- **TASK BRIEF**: Print every line exactly as it appears in the material below.

- **PROVIDED MATERIAL**:
Content starts

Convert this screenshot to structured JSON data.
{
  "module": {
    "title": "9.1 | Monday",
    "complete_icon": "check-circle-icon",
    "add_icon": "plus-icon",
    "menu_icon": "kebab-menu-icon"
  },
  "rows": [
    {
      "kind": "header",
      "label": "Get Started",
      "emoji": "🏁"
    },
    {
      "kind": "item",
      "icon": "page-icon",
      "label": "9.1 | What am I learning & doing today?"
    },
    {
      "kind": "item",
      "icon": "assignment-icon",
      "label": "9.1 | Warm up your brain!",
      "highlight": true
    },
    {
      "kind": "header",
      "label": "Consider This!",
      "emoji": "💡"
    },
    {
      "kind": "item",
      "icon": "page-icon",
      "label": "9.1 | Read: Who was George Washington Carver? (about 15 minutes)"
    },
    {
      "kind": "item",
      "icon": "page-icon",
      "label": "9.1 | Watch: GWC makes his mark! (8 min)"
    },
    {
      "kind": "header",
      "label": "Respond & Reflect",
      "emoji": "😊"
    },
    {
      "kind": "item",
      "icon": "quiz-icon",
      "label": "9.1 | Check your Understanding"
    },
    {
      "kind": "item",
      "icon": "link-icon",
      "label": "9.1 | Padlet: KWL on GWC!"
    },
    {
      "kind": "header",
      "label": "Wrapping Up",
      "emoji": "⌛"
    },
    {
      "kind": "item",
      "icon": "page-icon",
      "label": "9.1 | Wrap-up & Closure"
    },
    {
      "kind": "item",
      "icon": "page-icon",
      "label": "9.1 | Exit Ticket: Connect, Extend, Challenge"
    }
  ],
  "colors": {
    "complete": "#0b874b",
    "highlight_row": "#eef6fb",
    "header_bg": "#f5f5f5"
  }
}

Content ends

- **RESULT**:
Convert this screenshot to structured JSON data.
{
  "module": {
    "title": "9.1 | Monday",
    "complete_icon": "check-circle-icon",
    "add_icon": "plus-icon",
    "menu_icon": "kebab-menu-icon"
  },
  "rows": [
    {
      "kind": "header",
      "label": "Get Started",
      "emoji": "🏁"
    },
    {
      "kind": "item",
      "icon": "page-icon",
      "label": "9.1 | What am I learning & doing today?"
    },
    {
      "kind": "item",
      "icon": "assignment-icon",
      "label": "9.1 | Warm up your brain!",
      "highlight": true
    },
    {
      "kind": "header",
      "label": "Consider This!",
      "emoji": "💡"
    },
    {
      "kind": "item",
      "icon": "page-icon",
      "label": "9.1 | Read: Who was George Washington Carver? (about 15 minutes)"
    },
    {
      "kind": "item",
      "icon": "page-icon",
      "label": "9.1 | Watch: GWC makes his mark! (8 min)"
    },
    {
      "kind": "header",
      "label": "Respond & Reflect",
      "emoji": "😊"
    },
    {
      "kind": "item",
      "icon": "quiz-icon",
      "label": "9.1 | Check your Understanding"
    },
    {
      "kind": "item",
      "icon": "link-icon",
      "label": "9.1 | Padlet: KWL on GWC!"
    },
    {
      "kind": "header",
      "label": "Wrapping Up",
      "emoji": "⌛"
    },
    {
      "kind": "item",
      "icon": "page-icon",
      "label": "9.1 | Wrap-up & Closure"
    },
    {
      "kind": "item",
      "icon": "page-icon",
      "label": "9.1 | Exit Ticket: Connect, Extend, Challenge"
    }
  ],
  "colors": {
    "complete": "#0b874b",
    "highlight_row": "#eef6fb",
    "header_bg": "#f5f5f5"
  }
}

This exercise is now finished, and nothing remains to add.